Saved data entries
__________

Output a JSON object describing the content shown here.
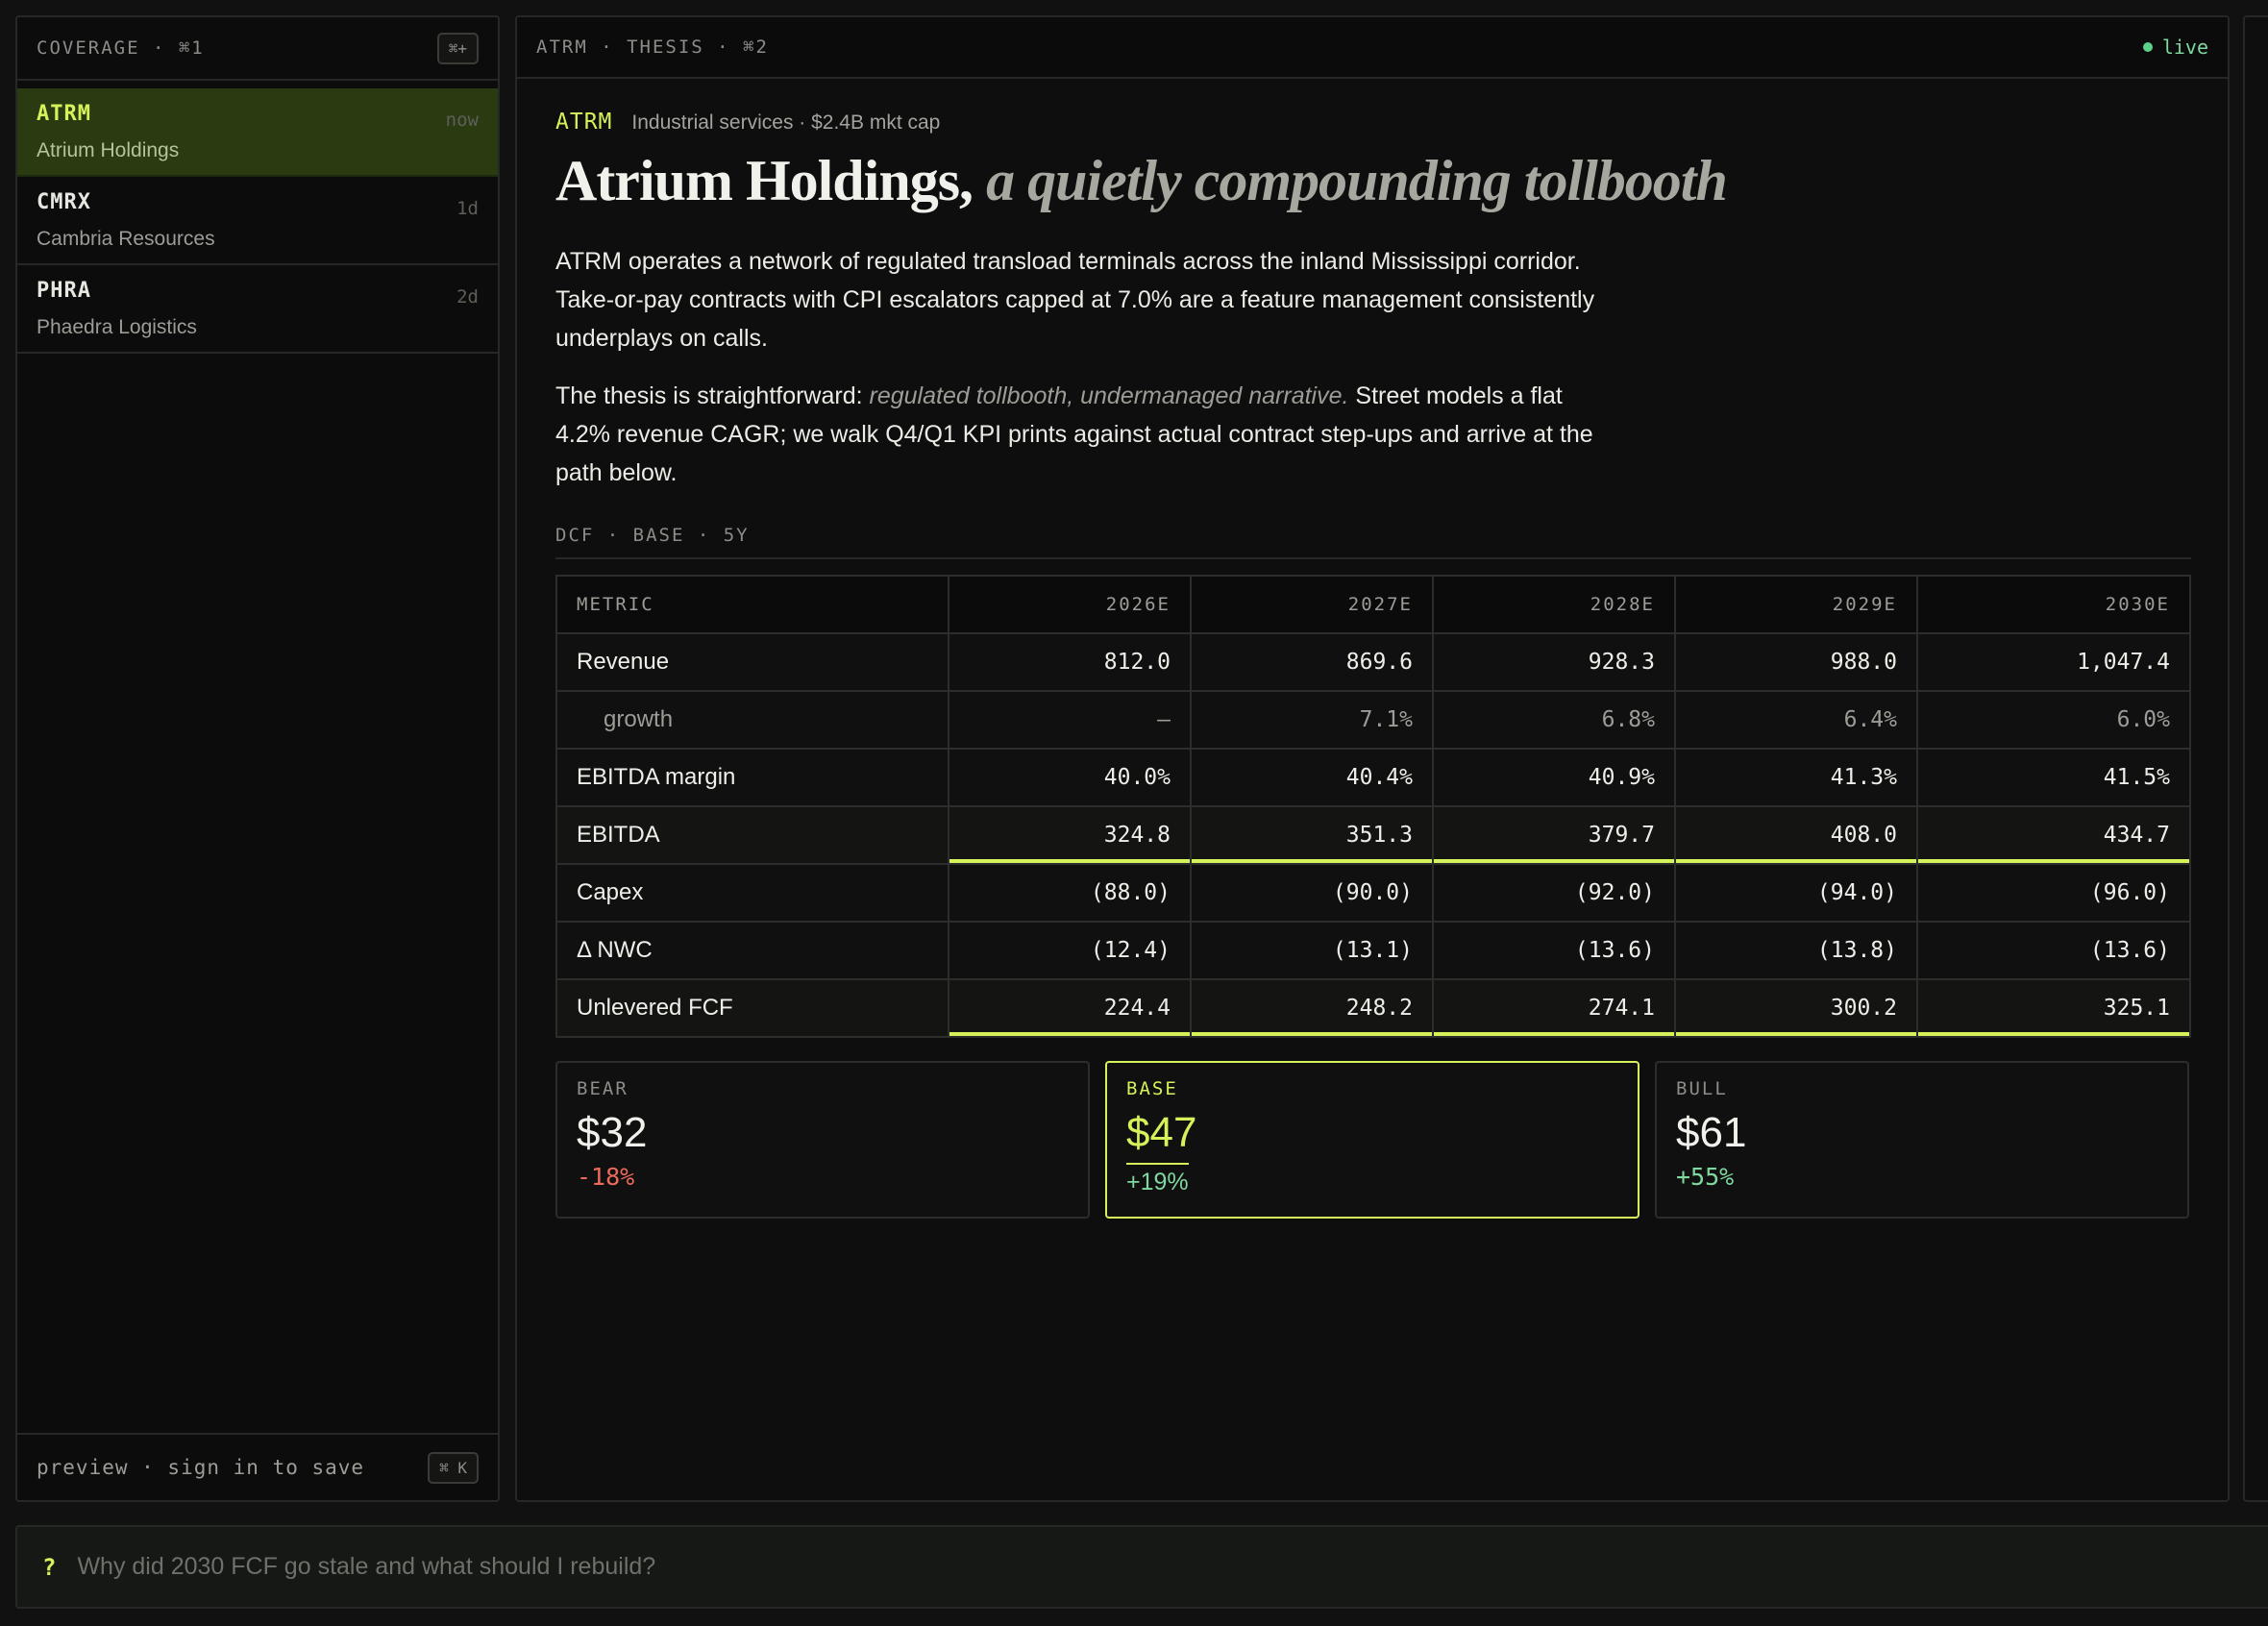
{
  "coverage": {
    "title": "COVERAGE · ⌘1",
    "add_shortcut": "⌘+",
    "items": [
      {
        "ticker": "ATRM",
        "name": "Atrium Holdings",
        "age": "now"
      },
      {
        "ticker": "CMRX",
        "name": "Cambria Resources",
        "age": "1d"
      },
      {
        "ticker": "PHRA",
        "name": "Phaedra Logistics",
        "age": "2d"
      }
    ],
    "footer_text": "preview · sign in to save",
    "footer_shortcut": "⌘ K"
  },
  "thesis": {
    "breadcrumb": "ATRM · THESIS · ⌘2",
    "status": "live",
    "ticker": "ATRM",
    "sector": "Industrial services · $2.4B mkt cap",
    "title_main": "Atrium Holdings,",
    "title_italic": "a quietly compounding tollbooth",
    "para1": "ATRM operates a network of regulated transload terminals across the inland Mississippi corridor. Take-or-pay contracts with CPI escalators capped at 7.0% are a feature management consistently underplays on calls.",
    "para2_lead": "The thesis is straightforward: ",
    "para2_em": "regulated tollbooth, undermanaged narrative.",
    "para2_rest": " Street models a flat 4.2% revenue CAGR; we walk Q4/Q1 KPI prints against actual contract step-ups and arrive at the path below.",
    "dcf_label": "DCF · BASE · 5Y",
    "table": {
      "headers": [
        "METRIC",
        "2026E",
        "2027E",
        "2028E",
        "2029E",
        "2030E"
      ],
      "rows": [
        {
          "label": "Revenue",
          "values": [
            "812.0",
            "869.6",
            "928.3",
            "988.0",
            "1,047.4"
          ]
        },
        {
          "label": "growth",
          "values": [
            "—",
            "7.1%",
            "6.8%",
            "6.4%",
            "6.0%"
          ]
        },
        {
          "label": "EBITDA margin",
          "values": [
            "40.0%",
            "40.4%",
            "40.9%",
            "41.3%",
            "41.5%"
          ]
        },
        {
          "label": "EBITDA",
          "values": [
            "324.8",
            "351.3",
            "379.7",
            "408.0",
            "434.7"
          ]
        },
        {
          "label": "Capex",
          "values": [
            "(88.0)",
            "(90.0)",
            "(92.0)",
            "(94.0)",
            "(96.0)"
          ]
        },
        {
          "label": "Δ NWC",
          "values": [
            "(12.4)",
            "(13.1)",
            "(13.6)",
            "(13.8)",
            "(13.6)"
          ]
        },
        {
          "label": "Unlevered FCF",
          "values": [
            "224.4",
            "248.2",
            "274.1",
            "300.2",
            "325.1"
          ]
        }
      ]
    },
    "scenarios": [
      {
        "tag": "BEAR",
        "price": "$32",
        "change": "-18%"
      },
      {
        "tag": "BASE",
        "price": "$47",
        "change": "+19%"
      },
      {
        "tag": "BULL",
        "price": "$61",
        "change": "+55%"
      }
    ]
  },
  "prompt": {
    "marker": "?",
    "placeholder": "Why did 2030 FCF go stale and what should I rebuild?"
  },
  "colors": {
    "accent": "#d6f25a",
    "positive": "#7fd8a0",
    "negative": "#ee6a5a",
    "background": "#101110"
  }
}
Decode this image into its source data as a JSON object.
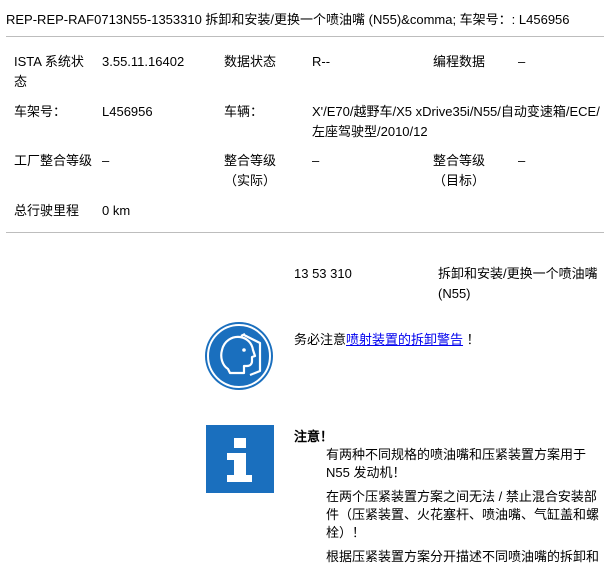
{
  "title": "REP-REP-RAF0713N55-1353310  拆卸和安装/更换一个喷油嘴 (N55)&comma; 车架号：: L456956",
  "vehicle_info": {
    "ista_label": "ISTA 系统状态",
    "ista_value": "3.55.11.16402",
    "data_status_label": "数据状态",
    "data_status_value": "R--",
    "programming_data_label": "编程数据",
    "programming_data_value": "–",
    "vin_label": "车架号：",
    "vin_value": "L456956",
    "vehicle_label": "车辆：",
    "vehicle_value": "X'/E70/越野车/X5 xDrive35i/N55/自动变速箱/ECE/左座驾驶型/2010/12",
    "factory_level_label": "工厂整合等级",
    "factory_level_value": "–",
    "actual_level_label": "整合等级（实际）",
    "actual_level_value": "–",
    "target_level_label": "整合等级（目标）",
    "target_level_value": "–",
    "mileage_label": "总行驶里程",
    "mileage_value": "0 km"
  },
  "document": {
    "number": "13 53 310",
    "title": "拆卸和安装/更换一个喷油嘴 (N55)"
  },
  "warning": {
    "prefix": "务必注意",
    "link": "喷射装置的拆卸警告",
    "suffix": "！"
  },
  "note": {
    "title": "注意！",
    "paragraphs": [
      "有两种不同规格的喷油嘴和压紧装置方案用于 N55 发动机！",
      "在两个压紧装置方案之间无法 / 禁止混合安装部件（压紧装置、火花塞杆、喷油嘴、气缸盖和螺栓）！",
      "根据压紧装置方案分开描述不同喷油嘴的拆卸和安装。"
    ]
  },
  "colors": {
    "icon_blue": "#1a6fbe",
    "link": "#0000ee",
    "rule": "#bdbdbd"
  }
}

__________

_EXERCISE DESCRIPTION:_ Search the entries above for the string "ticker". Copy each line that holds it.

_EXERCISE ANSWER:_
        "ticker": "ATRM",
        "ticker": "CMRX",
        "ticker": "PHRA",
    "ticker": "ATRM",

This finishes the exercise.